years playing, writing and touring and, he says, is to ‘explore the various tonal centres his accordion is capable of navigating’ – using composition for the instrument as a tool for developing new playing techniques. While Archie’s tunes often follow familiar northern European dance tune forms, they harbour serious harmonic and melodic exploration and adopt a broad aesthetic lens which builds on tradition. It is wholly modern yet bathed in history. It has the lilt, groove and joy so associated with such music. Lovely.

Polly Paulusma – When Hot Violent Pitch Words Hurt

‘When Hot Violent Pitch Words Hurt’ is the sister album to her recent release ‘The Pivot On Which The World Turns’. The album is also an anagram of the original release and includes demo, acoustic, live and alternative versions of songs from the album. So go back to my review in January and remind yourself.


John Blek – Until the Rivers Run Dry
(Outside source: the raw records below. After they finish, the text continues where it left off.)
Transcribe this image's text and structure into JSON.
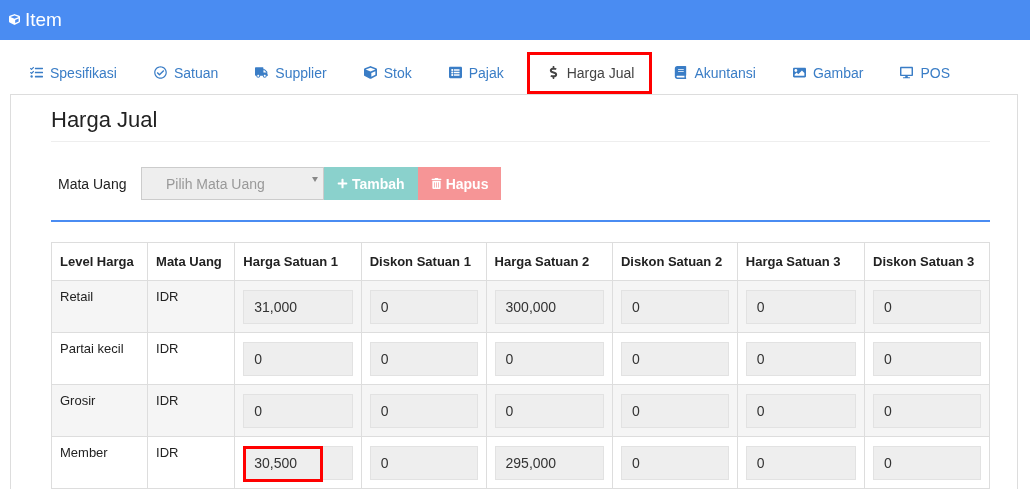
{
  "header": {
    "title": "Item"
  },
  "tabs": [
    {
      "label": "Spesifikasi",
      "selected": false,
      "highlighted": false
    },
    {
      "label": "Satuan",
      "selected": false,
      "highlighted": false
    },
    {
      "label": "Supplier",
      "selected": false,
      "highlighted": false
    },
    {
      "label": "Stok",
      "selected": false,
      "highlighted": false
    },
    {
      "label": "Pajak",
      "selected": false,
      "highlighted": false
    },
    {
      "label": "Harga Jual",
      "selected": true,
      "highlighted": true
    },
    {
      "label": "Akuntansi",
      "selected": false,
      "highlighted": false
    },
    {
      "label": "Gambar",
      "selected": false,
      "highlighted": false
    },
    {
      "label": "POS",
      "selected": false,
      "highlighted": false
    }
  ],
  "section_title": "Harga Jual",
  "currency_form": {
    "label": "Mata Uang",
    "select": {
      "placeholder": "Pilih Mata Uang"
    },
    "add_button": "Tambah",
    "delete_button": "Hapus"
  },
  "table": {
    "columns": [
      "Level Harga",
      "Mata Uang",
      "Harga Satuan 1",
      "Diskon Satuan 1",
      "Harga Satuan 2",
      "Diskon Satuan 2",
      "Harga Satuan 3",
      "Diskon Satuan 3"
    ],
    "rows": [
      [
        {
          "kind": "text",
          "value": "Retail",
          "highlighted": false
        },
        {
          "kind": "text",
          "value": "IDR",
          "highlighted": false
        },
        {
          "kind": "input",
          "value": "31,000",
          "highlighted": false
        },
        {
          "kind": "input",
          "value": "0",
          "highlighted": false
        },
        {
          "kind": "input",
          "value": "300,000",
          "highlighted": false
        },
        {
          "kind": "input",
          "value": "0",
          "highlighted": false
        },
        {
          "kind": "input",
          "value": "0",
          "highlighted": false
        },
        {
          "kind": "input",
          "value": "0",
          "highlighted": false
        }
      ],
      [
        {
          "kind": "text",
          "value": "Partai kecil",
          "highlighted": false
        },
        {
          "kind": "text",
          "value": "IDR",
          "highlighted": false
        },
        {
          "kind": "input",
          "value": "0",
          "highlighted": false
        },
        {
          "kind": "input",
          "value": "0",
          "highlighted": false
        },
        {
          "kind": "input",
          "value": "0",
          "highlighted": false
        },
        {
          "kind": "input",
          "value": "0",
          "highlighted": false
        },
        {
          "kind": "input",
          "value": "0",
          "highlighted": false
        },
        {
          "kind": "input",
          "value": "0",
          "highlighted": false
        }
      ],
      [
        {
          "kind": "text",
          "value": "Grosir",
          "highlighted": false
        },
        {
          "kind": "text",
          "value": "IDR",
          "highlighted": false
        },
        {
          "kind": "input",
          "value": "0",
          "highlighted": false
        },
        {
          "kind": "input",
          "value": "0",
          "highlighted": false
        },
        {
          "kind": "input",
          "value": "0",
          "highlighted": false
        },
        {
          "kind": "input",
          "value": "0",
          "highlighted": false
        },
        {
          "kind": "input",
          "value": "0",
          "highlighted": false
        },
        {
          "kind": "input",
          "value": "0",
          "highlighted": false
        }
      ],
      [
        {
          "kind": "text",
          "value": "Member",
          "highlighted": false
        },
        {
          "kind": "text",
          "value": "IDR",
          "highlighted": false
        },
        {
          "kind": "input",
          "value": "30,500",
          "highlighted": true
        },
        {
          "kind": "input",
          "value": "0",
          "highlighted": false
        },
        {
          "kind": "input",
          "value": "295,000",
          "highlighted": false
        },
        {
          "kind": "input",
          "value": "0",
          "highlighted": false
        },
        {
          "kind": "input",
          "value": "0",
          "highlighted": false
        },
        {
          "kind": "input",
          "value": "0",
          "highlighted": false
        }
      ]
    ]
  }
}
This is the eighth studio album, recorded over 10 days in early 2022, produced by John and long time collaborator Brian Casey at Wavefield Recordings, Clonakilty, Ireland. The record features vocals by Cathy Davey and strings by Colm Mac Con Iomaire (The Frames) as well as Kit Downes on piano, Davey Ryan on drums and Chris McCarthy playing double bass. 

He paints aurally with inspired clarity and a vivid picture, and this is a substantial and sophisticated sounding record to date, filled with Boo Hewardine songwriting skill, McCartney moments, Scott Walker swagger. The soaring strings often evoke Spektor, chamber pop backing vocals full of indie spirit paired with a blend of electronic and acoustic drums. But at the heart of the record is Blek’s profound and poetic alt-folk songwriting. It is clear he is an artist who is eternally developing his impressive style with a fierce independent spirit at the heart of everything he does.  Smooth.

Leave a Reply

Fill in your details below or click an icon to log in: Logo

You are commenting using your account. Log Out /  Change )

Twitter picture

You are commenting using your Twitter account. Log Out /  Change )

Facebook photo

You are commenting using your Facebook account. Log Out /  Change )

Connecting to %s

This site uses Akismet to reduce spam. Learn how your comment data is processed.